The paper needs to assure readers that it will make public the results of its investigation, at least disclosing every instance of plagiarism it's able to document -- and soon.
We don't hold the NYT responsible for Kouwe's actions, but we do feel the NYT owes its readers a full, thorough account of its handling of the case. For the NYT to act behind a wall of "no comment" -- and to only speak to its staff, and the public, in generic platitudes about integrity -- does a disservice to the NYT's reputation and position.
Ingrassia's email has continued the NYT's information stonewall, echoing the Editors' Note reference to "improperly inappropriated" passages in Kouwe's work, and its implicit suggestion that his actions aren't those of a plagiarist.
"The cases that we have found so far involve the copying of background and related material from elsewhere," Ingrassia said.
The Editor's Note likewise chose not to use the word "plagiarism" to describe Kouwe's actions.
NYT reporters have been kept in the dark on all specific aspects of the case, and it's not known whether Kouwe has been relieved of his duties -- temporarily or permanently -- or has resigned.
There does remain the possibility that Kouwe continues to be actively employed by the NYT as a reporter. His name still appears, as of tonight, as a reporter on the Dealbook masthead, prominently displayed on the blog.
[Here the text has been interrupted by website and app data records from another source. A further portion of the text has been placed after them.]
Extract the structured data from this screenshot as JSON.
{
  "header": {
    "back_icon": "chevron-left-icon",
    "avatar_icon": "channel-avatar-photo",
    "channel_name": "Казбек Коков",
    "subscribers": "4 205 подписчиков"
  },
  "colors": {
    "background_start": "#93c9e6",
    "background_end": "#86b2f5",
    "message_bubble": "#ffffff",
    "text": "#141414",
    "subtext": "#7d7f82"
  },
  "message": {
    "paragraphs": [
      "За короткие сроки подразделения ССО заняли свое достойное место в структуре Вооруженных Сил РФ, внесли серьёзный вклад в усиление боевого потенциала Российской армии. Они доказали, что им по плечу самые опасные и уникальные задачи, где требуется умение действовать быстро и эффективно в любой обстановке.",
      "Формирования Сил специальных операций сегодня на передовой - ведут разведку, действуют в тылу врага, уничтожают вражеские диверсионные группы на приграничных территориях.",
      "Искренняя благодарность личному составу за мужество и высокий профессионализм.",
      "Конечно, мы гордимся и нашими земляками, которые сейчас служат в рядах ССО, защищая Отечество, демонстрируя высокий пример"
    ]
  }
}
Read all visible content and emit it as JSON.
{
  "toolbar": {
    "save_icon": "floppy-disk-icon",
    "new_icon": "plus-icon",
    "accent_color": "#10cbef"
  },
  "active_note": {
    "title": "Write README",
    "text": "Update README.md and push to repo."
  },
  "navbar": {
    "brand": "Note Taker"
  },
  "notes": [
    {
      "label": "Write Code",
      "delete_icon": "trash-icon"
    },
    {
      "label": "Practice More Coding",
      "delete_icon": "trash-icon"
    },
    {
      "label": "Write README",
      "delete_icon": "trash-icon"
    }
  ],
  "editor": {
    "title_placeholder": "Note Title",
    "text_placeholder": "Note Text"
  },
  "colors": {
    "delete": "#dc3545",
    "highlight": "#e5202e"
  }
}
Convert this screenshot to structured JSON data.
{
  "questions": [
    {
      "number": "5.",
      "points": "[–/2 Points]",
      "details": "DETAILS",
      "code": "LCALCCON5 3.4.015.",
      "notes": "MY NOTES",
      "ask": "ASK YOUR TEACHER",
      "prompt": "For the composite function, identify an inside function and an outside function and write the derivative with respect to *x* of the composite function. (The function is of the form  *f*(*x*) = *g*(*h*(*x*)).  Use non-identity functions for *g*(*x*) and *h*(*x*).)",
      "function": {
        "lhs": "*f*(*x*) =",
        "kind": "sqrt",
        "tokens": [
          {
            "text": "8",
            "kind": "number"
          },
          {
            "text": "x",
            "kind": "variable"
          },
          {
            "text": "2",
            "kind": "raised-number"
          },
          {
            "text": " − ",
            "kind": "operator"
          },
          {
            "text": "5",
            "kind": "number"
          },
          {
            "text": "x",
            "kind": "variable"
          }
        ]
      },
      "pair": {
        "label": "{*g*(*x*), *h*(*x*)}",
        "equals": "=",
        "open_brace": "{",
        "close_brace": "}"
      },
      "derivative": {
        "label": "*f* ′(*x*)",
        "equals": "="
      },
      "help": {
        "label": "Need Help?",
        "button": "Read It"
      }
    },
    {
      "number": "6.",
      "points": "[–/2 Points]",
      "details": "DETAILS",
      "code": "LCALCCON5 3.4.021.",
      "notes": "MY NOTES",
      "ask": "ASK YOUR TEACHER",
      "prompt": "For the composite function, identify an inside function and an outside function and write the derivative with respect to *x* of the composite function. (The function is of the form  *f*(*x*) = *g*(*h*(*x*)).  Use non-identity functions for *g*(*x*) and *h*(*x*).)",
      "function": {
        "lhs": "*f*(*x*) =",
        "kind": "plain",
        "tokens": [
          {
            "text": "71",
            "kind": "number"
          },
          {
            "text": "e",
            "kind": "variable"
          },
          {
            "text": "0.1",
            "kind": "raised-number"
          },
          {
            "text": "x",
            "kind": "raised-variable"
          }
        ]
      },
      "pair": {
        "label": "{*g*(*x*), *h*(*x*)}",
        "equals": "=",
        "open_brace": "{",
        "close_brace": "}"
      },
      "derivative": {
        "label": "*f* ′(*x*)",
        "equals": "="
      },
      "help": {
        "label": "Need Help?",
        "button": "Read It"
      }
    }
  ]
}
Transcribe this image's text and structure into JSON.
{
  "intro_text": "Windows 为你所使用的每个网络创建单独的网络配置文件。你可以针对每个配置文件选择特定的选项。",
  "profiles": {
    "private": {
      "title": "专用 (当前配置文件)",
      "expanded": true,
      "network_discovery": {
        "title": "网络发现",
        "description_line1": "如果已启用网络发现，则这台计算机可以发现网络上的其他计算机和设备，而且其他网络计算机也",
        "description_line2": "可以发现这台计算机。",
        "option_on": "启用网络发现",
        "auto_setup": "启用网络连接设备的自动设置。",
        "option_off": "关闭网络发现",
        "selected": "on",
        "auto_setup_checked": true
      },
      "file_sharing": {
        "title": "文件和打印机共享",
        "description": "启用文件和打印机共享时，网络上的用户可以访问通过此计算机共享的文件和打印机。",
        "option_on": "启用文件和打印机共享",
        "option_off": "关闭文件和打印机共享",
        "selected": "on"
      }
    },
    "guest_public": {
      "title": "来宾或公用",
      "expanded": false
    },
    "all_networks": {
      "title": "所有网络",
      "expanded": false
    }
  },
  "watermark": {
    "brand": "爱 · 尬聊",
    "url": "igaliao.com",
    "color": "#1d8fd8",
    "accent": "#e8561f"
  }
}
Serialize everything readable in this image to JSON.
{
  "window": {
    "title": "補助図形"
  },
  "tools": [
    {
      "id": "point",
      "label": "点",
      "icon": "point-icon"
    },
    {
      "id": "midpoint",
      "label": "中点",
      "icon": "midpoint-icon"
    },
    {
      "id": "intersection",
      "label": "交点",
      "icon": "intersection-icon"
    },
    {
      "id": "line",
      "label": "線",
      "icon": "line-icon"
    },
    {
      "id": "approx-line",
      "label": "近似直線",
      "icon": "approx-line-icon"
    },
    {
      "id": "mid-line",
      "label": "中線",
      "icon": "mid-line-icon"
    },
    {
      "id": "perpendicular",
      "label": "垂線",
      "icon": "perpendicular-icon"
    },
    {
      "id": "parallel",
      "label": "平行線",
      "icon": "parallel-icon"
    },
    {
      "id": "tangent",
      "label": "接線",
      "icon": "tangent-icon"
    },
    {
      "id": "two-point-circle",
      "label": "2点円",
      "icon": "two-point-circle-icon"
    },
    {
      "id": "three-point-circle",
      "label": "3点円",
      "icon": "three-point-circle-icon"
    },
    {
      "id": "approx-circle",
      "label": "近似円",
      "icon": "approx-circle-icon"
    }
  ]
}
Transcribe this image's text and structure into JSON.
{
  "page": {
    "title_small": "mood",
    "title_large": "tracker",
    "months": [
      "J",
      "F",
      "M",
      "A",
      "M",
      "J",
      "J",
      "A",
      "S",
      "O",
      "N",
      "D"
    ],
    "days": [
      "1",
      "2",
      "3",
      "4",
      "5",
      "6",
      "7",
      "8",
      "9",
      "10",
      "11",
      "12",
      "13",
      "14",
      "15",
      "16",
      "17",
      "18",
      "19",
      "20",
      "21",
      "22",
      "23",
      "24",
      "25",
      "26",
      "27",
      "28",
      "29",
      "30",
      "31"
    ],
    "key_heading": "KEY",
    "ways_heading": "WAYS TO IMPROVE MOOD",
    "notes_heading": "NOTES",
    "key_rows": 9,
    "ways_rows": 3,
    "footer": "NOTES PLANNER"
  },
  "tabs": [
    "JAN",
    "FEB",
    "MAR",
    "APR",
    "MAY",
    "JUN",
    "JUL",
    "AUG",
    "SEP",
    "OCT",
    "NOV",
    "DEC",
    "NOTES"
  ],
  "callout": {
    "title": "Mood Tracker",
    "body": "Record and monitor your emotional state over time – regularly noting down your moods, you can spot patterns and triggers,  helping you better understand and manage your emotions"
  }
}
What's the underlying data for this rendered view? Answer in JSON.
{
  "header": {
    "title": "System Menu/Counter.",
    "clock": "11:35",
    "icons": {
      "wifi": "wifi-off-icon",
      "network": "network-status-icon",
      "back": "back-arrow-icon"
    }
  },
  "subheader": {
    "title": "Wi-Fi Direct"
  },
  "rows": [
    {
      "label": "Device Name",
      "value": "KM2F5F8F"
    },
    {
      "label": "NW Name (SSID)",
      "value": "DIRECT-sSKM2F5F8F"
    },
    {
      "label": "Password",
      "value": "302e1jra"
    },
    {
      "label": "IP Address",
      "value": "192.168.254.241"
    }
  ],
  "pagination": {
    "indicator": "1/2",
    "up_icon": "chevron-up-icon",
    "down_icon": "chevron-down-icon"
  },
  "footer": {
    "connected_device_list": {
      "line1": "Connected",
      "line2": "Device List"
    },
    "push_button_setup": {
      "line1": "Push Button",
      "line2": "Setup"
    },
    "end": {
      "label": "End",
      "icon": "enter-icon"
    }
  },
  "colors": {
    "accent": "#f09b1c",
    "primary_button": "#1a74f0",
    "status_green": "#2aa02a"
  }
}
Kouwe had a NYT byline as recently as Saturday, the day after the paper got a letter from WSJ managing editor Robert Thompson accusing the reporter of plagiarism.
On Sunday night, after spotting the Editor's Note online, we emailed NYT spokeswoman Diane McNulty the following questions:
"Will Kouwe continue to work as a reporter while the investigation referred to in the Editor's Note take place? What is his current status with the NYT?"
"Can you be any more specific regarding the number of instances -- articles, blog posts, etc. -- that you have discovered, as of now, with passages lifted without credit from other news organizations?"
McNulty's full response, emailed to us 12 hours later: "We don't comment on personnel issues and the investigation is ongoing."
Readers of the NYT deserve a better answer than that, and soon.
Meanwhile, here is the full text of Ingrassia's internal email, sent under the heading, "A Note From Larry to the BizDay Staff":
You probably have read by now the disappointing news in this morning's paper and on the Web that we've discovered repeated instances in which one of our reporters, Zach Kouwe, appropriated passages appearing in articles from other news organizations. The cases that we have found so far involve the copying of background and related material from elsewhere, and the inclusion of that material in Times stories and postings without appropriate attribution.
This is truly unfortunate, given the excellent and groundbreaking work that Business Day has been doing and the highest standards that all of you hold yourselves to, day in and day out. Our track record of delivering first-rate news and enterprise has been built over years and years, and the regrettable actions of one reporter do not diminish what we have accomplished and will accomplish in the future.